Well, check out the Japan Yahoo website, which boasts the highest traffic in the nation.
It may just well be that this theory does have teeth.
Well, what have we learned?
No matter what you are designing, remember the greater context.
A design doesn’t exist devoid of a context. Sometimes the context has more to do with cultural background, sometimes the physical environment, and sometimes the state-of-mind the user is in. No matter what it is, you ignore it at your own peril in developing digital products.
We’ve already seen how cultural context has shaped the UX design of Chinese and Western apps. Another example is how Grab designs its app for drivers who often use it in the context of delivering on the road under the sun. The Grab designers ensure that the color contrast will still work in those circumstances by dimming the screen, standing near a window in bright sunshine, and checking on the legibility of the key interface elements.
People are creatures of habits. Know when these habits will help them adopt your designs faster, and when these habits could present potential challenges.
Present a Chinese app to a Westerner and he/she would likely feel that it is too cluttered to be usable, whereas if you present a Western app to a Chinese, he/she would likely feel that it’s very skeletal with little functionality. Those reactions come off ingrained deeply in their habits.

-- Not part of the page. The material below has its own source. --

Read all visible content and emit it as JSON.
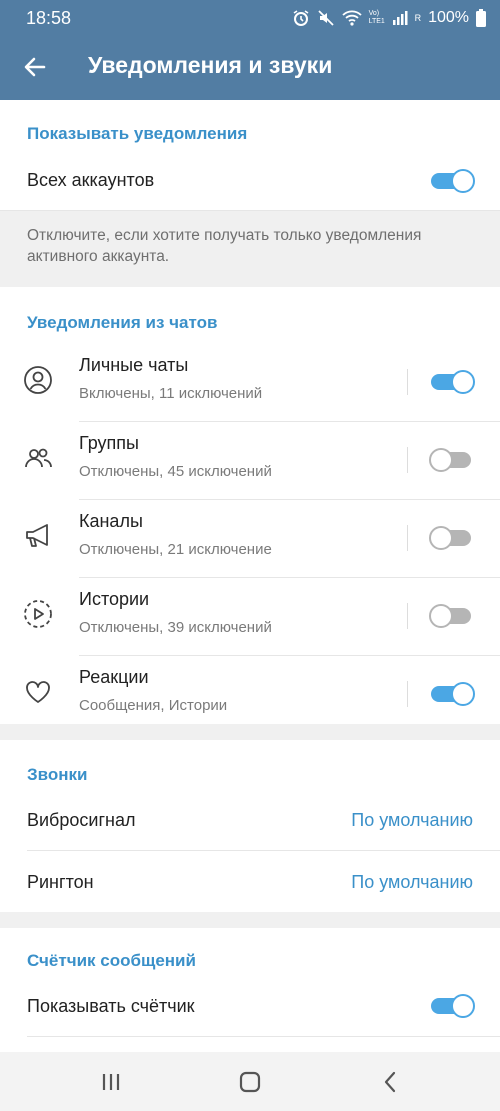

But if you design your product leveraging the existing mindsets and habits of your users, you could reap handsome dividends.
For instance, one of the most widely seen patterns in design — the tabs, have roots in a real-world object: tabs in organising files.
Photo credit: Amazon
People are used to them in their daily lives, which transfers quite seamlessly into the online world, and even people who see it for the first time are likely to “get it” immediately. As designers, nothing is more satisfying than seeing our design click naturally into the world of the users, and to do that, you want to know when and how the users’ habits will work for or against you.
Before closing this off, I’d like to present you with a bonus: As UX designers, we don’t simply take everything in without some level of questioning and deeper digging. When a hypothesis is formed, the next step is always to test it further. So I’d encourage you to look at the theories put forth here with a critical thinking mindset. That way, you will be able to design more impactful products.
If you have any further thoughts/comments on this article, feel free to drop me a note on LinkedIn and I’d be happy to discuss.